206 The point about invisible earnings, as the hon. Member for Manchester, Cheetham (Mr. Harold Lever) would recognise, is that there is no import quantity and this is one of the only gains the Treasury can rely upon without having to think about import quantities as in manufactured goods. However, the Euro-dollar market is becoming more competitive and the rates are creeping up towards 7 per cent. The City will continue to compete in this market and raise loans and issue bonds in Luxembourg but it will be missing the opportunity of building a market in the City for these bonds themselves. London could indeed become the centre of the Euro-dollar market and this is the opportunity the Government are missing by their refusal to adopt this new Clause.
It is all very well to recognise that invisible earnings may come from Luxembourg if bonds are to be issued there, provided that they are not seen to be coming from London. One really cannot see where either the sense of that proposal can lie or the morality of it. It is almost as if it is all right that we should be having invisible earnings so long as they emanate from some mysterious source underground and the Government cannot be seen to be having anything to do with them. That is the weakest possible ground for turning down the well-argued points put by my hon. Friend.
One can but wonder what advice the Government have had from the Bank of England on this question. We are talking here about a net gain to the country in invisible earnings and how the City competes favourably with other financial centres. We have shown that the market is becoming competitive, that we shall lose our commanding position if we do not give further benefits to the City. For all these reasons, it is essential to maintain our very strong position in the Eurodollar market and although I cannot advise my right hon. and hon. Friends to vote against the Government's position we shall certainly look at this again on Report and consider our attitude then. With that assurance, I hope that my hon. Friend will see fit to withdraw the Motion and the Clause.
§ Mr. Harold Lever
I should like to make two very brief observations. First, 207 although I have put my name to it, the Clause is too widely drawn. I agree with the principle, but not with the Clause in its present form. It should have included sterling bonds, and then the points which have been made from the Treasury Bench would not have been necessary. Secondly, in the opposite sense, my hon. and learned Friend is mistaken in supposing that the dollar securities if bought in this country would represent a strain on our dollar resources. On the contrary, the transaction would have the opposite effect, because if dollar bearer bonds are introduced in the City, they would have to be bought from the dollar pool and a quarter of the payments would land in the Treasury's lap.

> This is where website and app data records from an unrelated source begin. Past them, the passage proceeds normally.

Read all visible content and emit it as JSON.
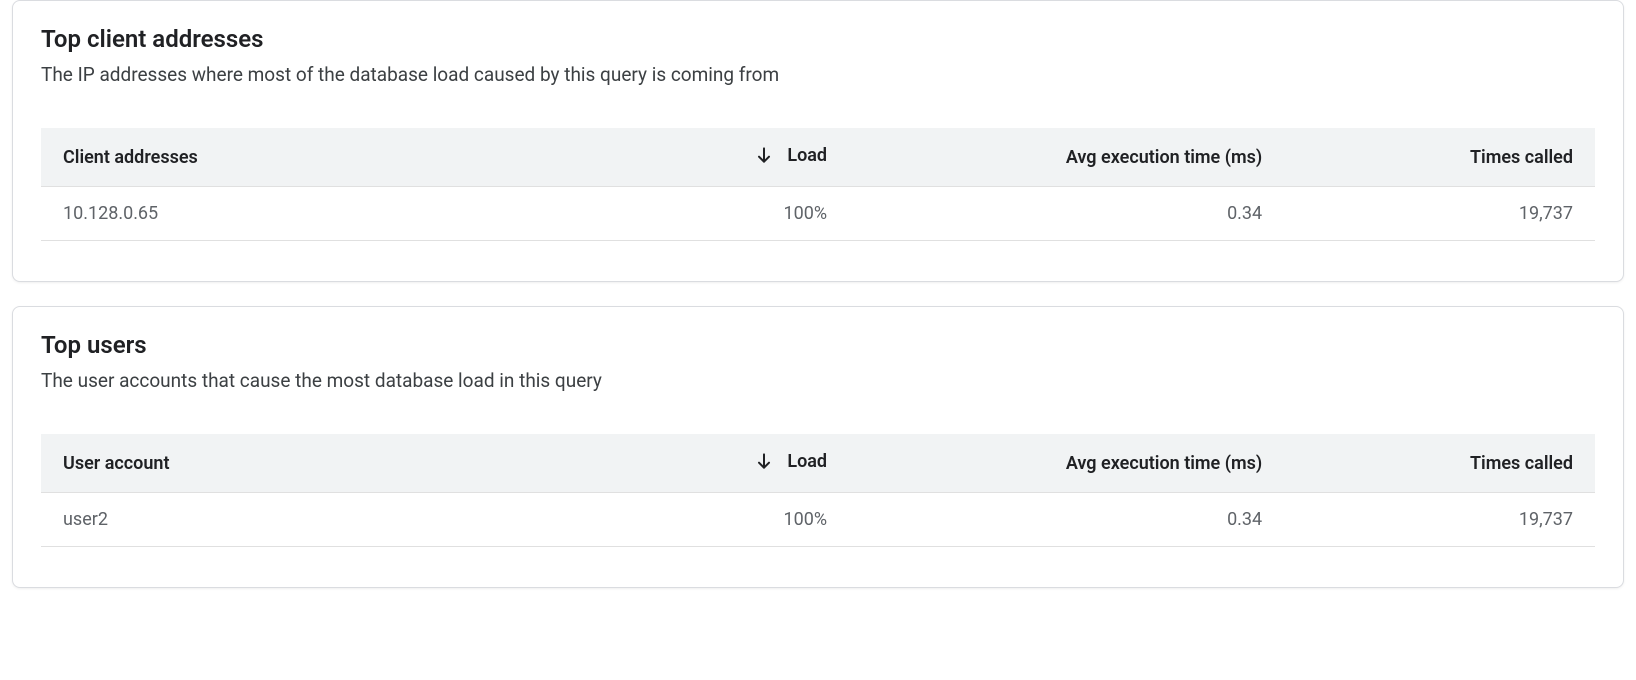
{
  "clients": {
    "title": "Top client addresses",
    "subtitle": "The IP addresses where most of the database load caused by this query is coming from",
    "columns": {
      "address": "Client addresses",
      "load": "Load",
      "avg": "Avg execution time (ms)",
      "times": "Times called"
    },
    "rows": [
      {
        "address": "10.128.0.65",
        "load": "100%",
        "avg": "0.34",
        "times": "19,737"
      }
    ]
  },
  "users": {
    "title": "Top users",
    "subtitle": "The user accounts that cause the most database load in this query",
    "columns": {
      "user": "User account",
      "load": "Load",
      "avg": "Avg execution time (ms)",
      "times": "Times called"
    },
    "rows": [
      {
        "user": "user2",
        "load": "100%",
        "avg": "0.34",
        "times": "19,737"
      }
    ]
  }
}
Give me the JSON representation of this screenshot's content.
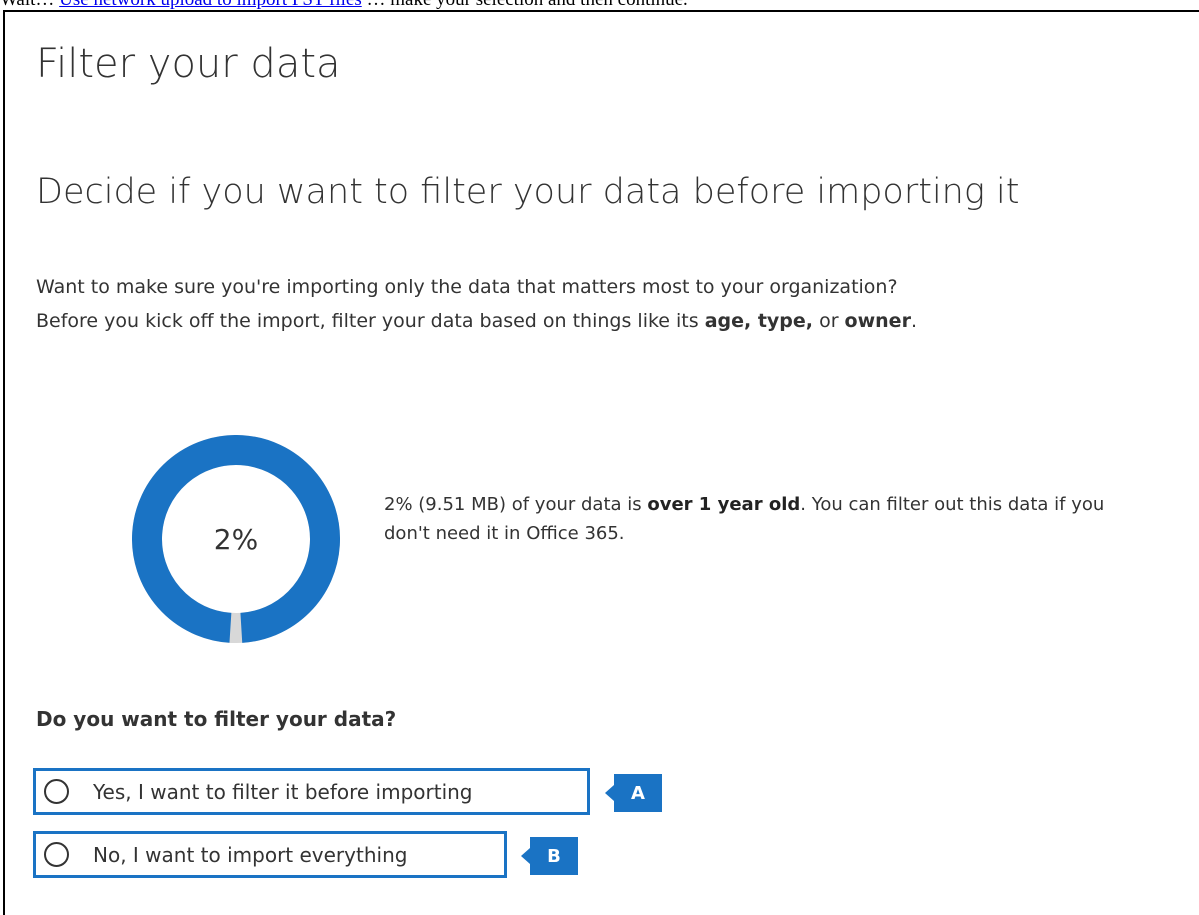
{
  "top_line": {
    "prefix": "Wait… ",
    "link": "Use network upload to import PST files",
    "suffix": " … make your selection and then continue."
  },
  "page_title": "Filter your data",
  "section_title": "Decide if you want to filter your data before importing it",
  "intro": {
    "line1": "Want to make sure you're importing only the data that matters most to your organization?",
    "line2_before": "Before you kick off the import, filter your data based on things like its ",
    "bold_age_type": "age, type,",
    "or": " or ",
    "bold_owner": "owner",
    "period": "."
  },
  "donut": {
    "label": "2%",
    "percent": 2,
    "color_main": "#1a73c4",
    "color_rest": "#d8d8d8"
  },
  "stat": {
    "before": "2% (9.51 MB) of your data is ",
    "bold": "over 1 year old",
    "after": ". You can filter out this data if you don't need it in Office 365."
  },
  "question": "Do you want to filter your data?",
  "options": [
    {
      "label": "Yes, I want to filter it before importing",
      "callout": "A"
    },
    {
      "label": "No, I want to import everything",
      "callout": "B"
    }
  ],
  "colors": {
    "accent": "#1a73c4",
    "text": "#333333"
  }
}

Therefore, the Treasury has a vested interest in this and, apart from not representing a strain on our dollar resources, it results in an additional gain. I have already said that the present method is too wide, and I hope that during the Report stage we can have an amended Clause upon which a different argument can be put forward. I hope that the right hon. Gentleman will have another look at this and introduce a new Clause freed from the objections which have so rightly been taken to this Clause tonight.
§ Question put, and negatived.